I told my husband how much I appreciated him last night after a motorbike trip into Kigali for business.  Seriously, there were at least 30 near death experiences during the day.  I am not exaggerating.  Rwandan's have a serious death wish on the road and yesterday was the worst day I've had on the back of his motorbike in 6 years.  That includes the collarbone break in Tanzania in 2009.  On the way home I had my new TomTom watch on which registers heart rate.  Normal heart rate....65....every time someone was in our lane, passing on a blind corner or simply cutting us off....spike to 95.  

I appreciate my ex-husband.  He ships all our gear all over the country, pays my bills and is our biggest Team Rwanda fan!  He could have remained angry at me for the rest of my life, instead, he was the good man he's always been and understood this was what I was meant to do with my life.  I am one lucky girl.

Yesterday I met with a friend, Kelly Bean, in Kigali.  She is here to check in on the programs she runs with her non profit, African Road.  She cannot go to Burundi, another country she works with, because of the recent election violence.  Last week, about 36 hours before she boarded a plane we had a FB conversation about how I was suffering, once again, from compassion fatigue.  She asked if she could bring me anything.  I said it was too late for this journal I wanted but not to worry.  When I met her yesterday and chatted about everything going on, she said to me, "How are you doing?"  She said it, meant it and I felt it.  As I was leaving she gave me a care package with two journals and a coloring book and pencils...and chocolate!  I told her I want to channel my inner KB...calm, nurturing and loving.  KB doesn't yell, and never appears frazzled.  I am always yelling and frazzled!  Her gift, her friendship means the world to me.  Appreciation.

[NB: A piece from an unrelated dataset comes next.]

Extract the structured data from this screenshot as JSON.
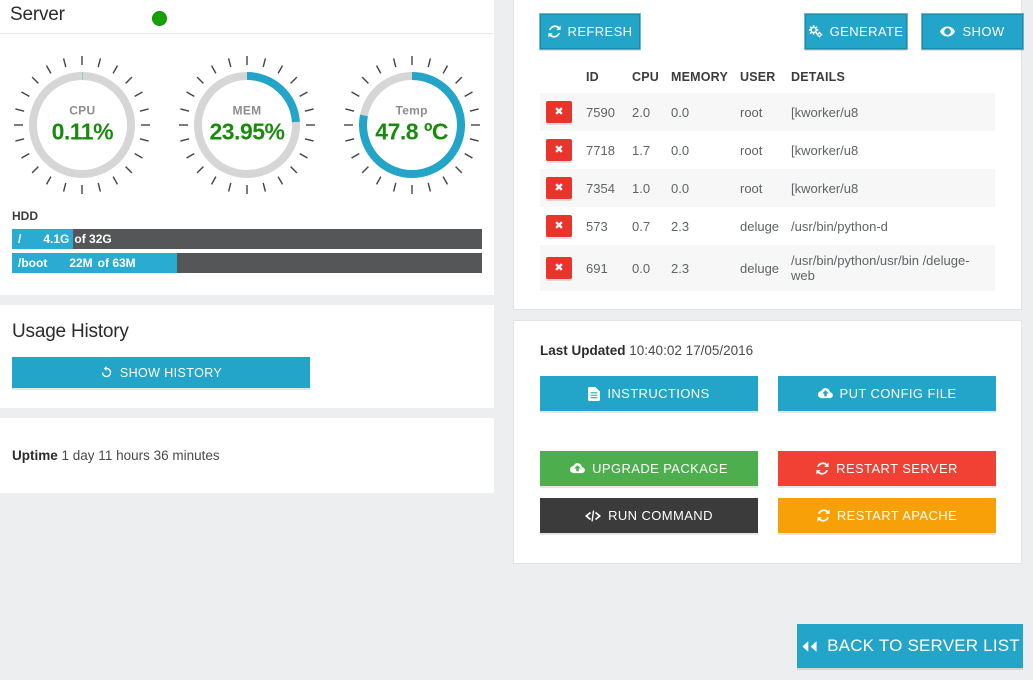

I appreciate my sister who introduced me to Mr. Andy Headspace....and who always supports every campaign I launch begging for money!

And today....there was a moment of complete Appreciation....savoring every second of the moment....looking up to God and simply saying, "Thank you...thank you for this moment..."

Bonaventure, our rider who had a horrific crash 3 months ago and then developed a post trauma blood clot which almost ended his life, raced.  This was his first race since the accident.  Mr. AM and I were following the race on the motorbike and Bona was staying with the peloton which at our last time check was 4'52" behind Bosco, the eventual winner.  That alone was impressive.  We sprinted ahead with 20kms remaining to make it to the finish line to set up the video finish timer.  

In comes Bosco, then Patrick, then Joseph and Camera....then a minute or two after that....Janvier...and Bona.  Bona...Janvier reaching down to hold Bona's hand as they crossed the finish line.  I looked across the finish line to Mr. AM and just smiled, holding back tears..."Did you see Janvier and Bona?"

"Yes."

"They were holding hands...he's back.  I think I'm going to cry."

I finished Mr. Andy Headspace's Appreciation series today.  Who or What Do I Appreciate Most in My Life?"

Friends who understand me and what I deal with living here, doing what I do.

My staff, Catherine & Thomas who cook for this unbelievably large family, Felix who handles everything for me, Janvier, the guard who makes sure the water tanks are always full, Joseph and the two Damascenes who make the garden and grounds peaceful, serene and inviting and Beatrice who cleans, cleans and launders all day long!

Flowers....the gorgeous flowers Beatrice put in my house, the flowers that surround my house, the flowers in the kitchen...just beautiful flowers.

And most of all...

I am thankful for God's healing power over Bona.


The press interviewing Bona on his return to racing
Janvier reaching for Bona at the finish